    Topics presented at the field day include Basics of Cover Crops, How to Make Cover Crops Work, No-Tillage and The Smoking Tile, Water Quality Update, Best Management Practices, Manure Research, and Manure Sidedress Demonstration.

    Register for the field day before July 25 by contacting the Ohio State University Extension Auglaize County office at 419-739-6580 or e-mail Jeff Stachler at stachler.1@osu.edu.  There is no charge for the field day.

    See you at the field day.

    Field Day Flyer

Crop Observation and Recommendation Network

C.O.R.N. Newsletter is a summary of crop observations, related information, and appropriate recommendations for Ohio crop producers and industry.
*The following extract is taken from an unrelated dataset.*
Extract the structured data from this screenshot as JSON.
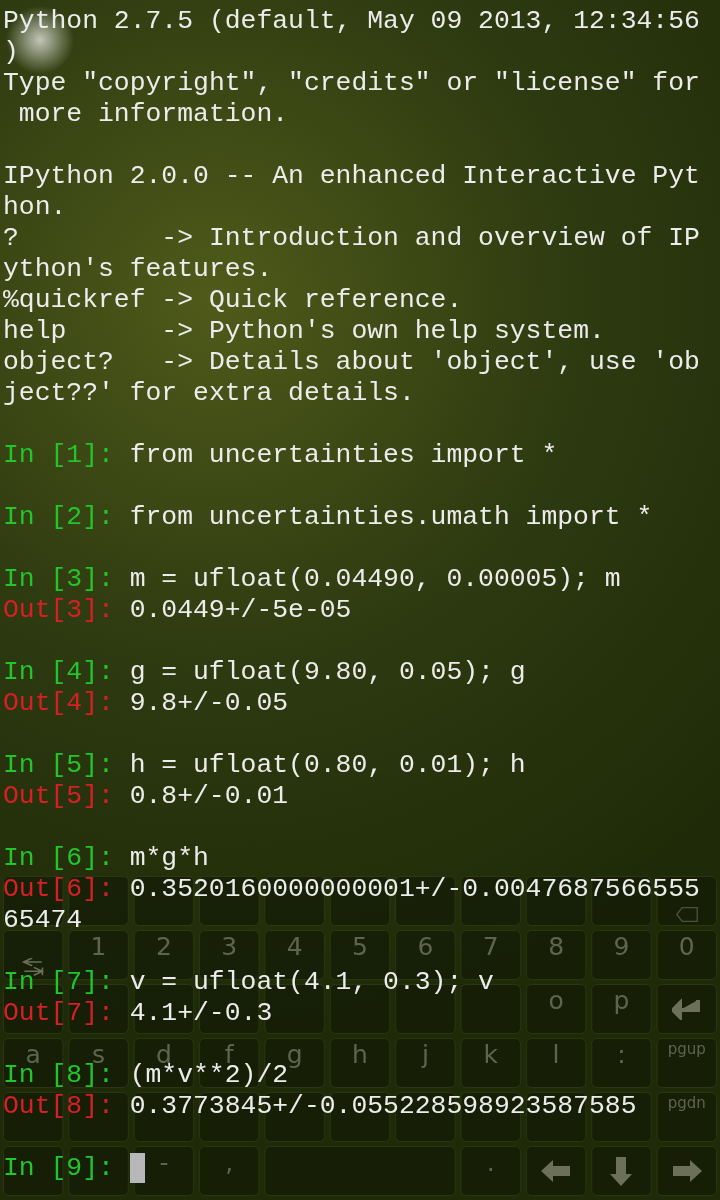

C.O.R.N. Newsletter is produced by the Ohio State University Extension Agronomy Team, state specialists at The Ohio State University and the Ohio Agricultural Research and Development Center (OARDC). C.O.R.N. Newsletter questions are directed to Extension and OARDC state specialists and associates at Ohio State.


Amanda Douridas (Educator, Agriculture and Natural Resources)
Andy Michel (State Specialist, Entomology)
Anne Dorrance (State Specialist, Soybean Diseases)
Clifton Martin, CCA (Educator, Agriculture and Natural Resources)
Dean Kreager (Educator, Agriculture and Natural Resources)
Glen Arnold, CCA (Field Specialist, Manure Nutrient Management )
James Morris (Educator, Agriculture and Natural Resources)
Jason Hartschuh, CCA (Educator, Agriculture and Natural Resources)
Jeff Stachler (Educator, Agriculture and Natural Resources)
Lee Beers, CCA (Educator, Agriculture and Natural Resources)
Les Ober, CCA (Educator, Agriculture and Natural Resources)
Mark Badertscher (Educator, Agriculture and Natural Resources)
Mark Loux (State Specialist, Weed Science)
Mike Gastier, CCA (Educator, Agriculture and Natural Resources)
Pierce Paul (State Specialist, Corn and Wheat Diseases)
Sam Custer (Educator, Agriculture and Natural Resources)
Sarah Noggle (Educator, Agriculture and Natural Resources)


The information presented here, along with any trade names used, is supplied with the understanding that no discrimination is intended and no endorsement is made by Ohio State University Extension is implied. Although every attempt is made to produce information that is complete, timely, and accurate, the pesticide user bears responsibility of consulting the pesticide label and adhering to those directions.

CFAES provides research and related educational programs to clientele on a nondiscriminatory basis. For more information, visit cfaesdiversity.osu.edu. For an accessible format of this publication, visit cfaes.osu.edu/accessibility.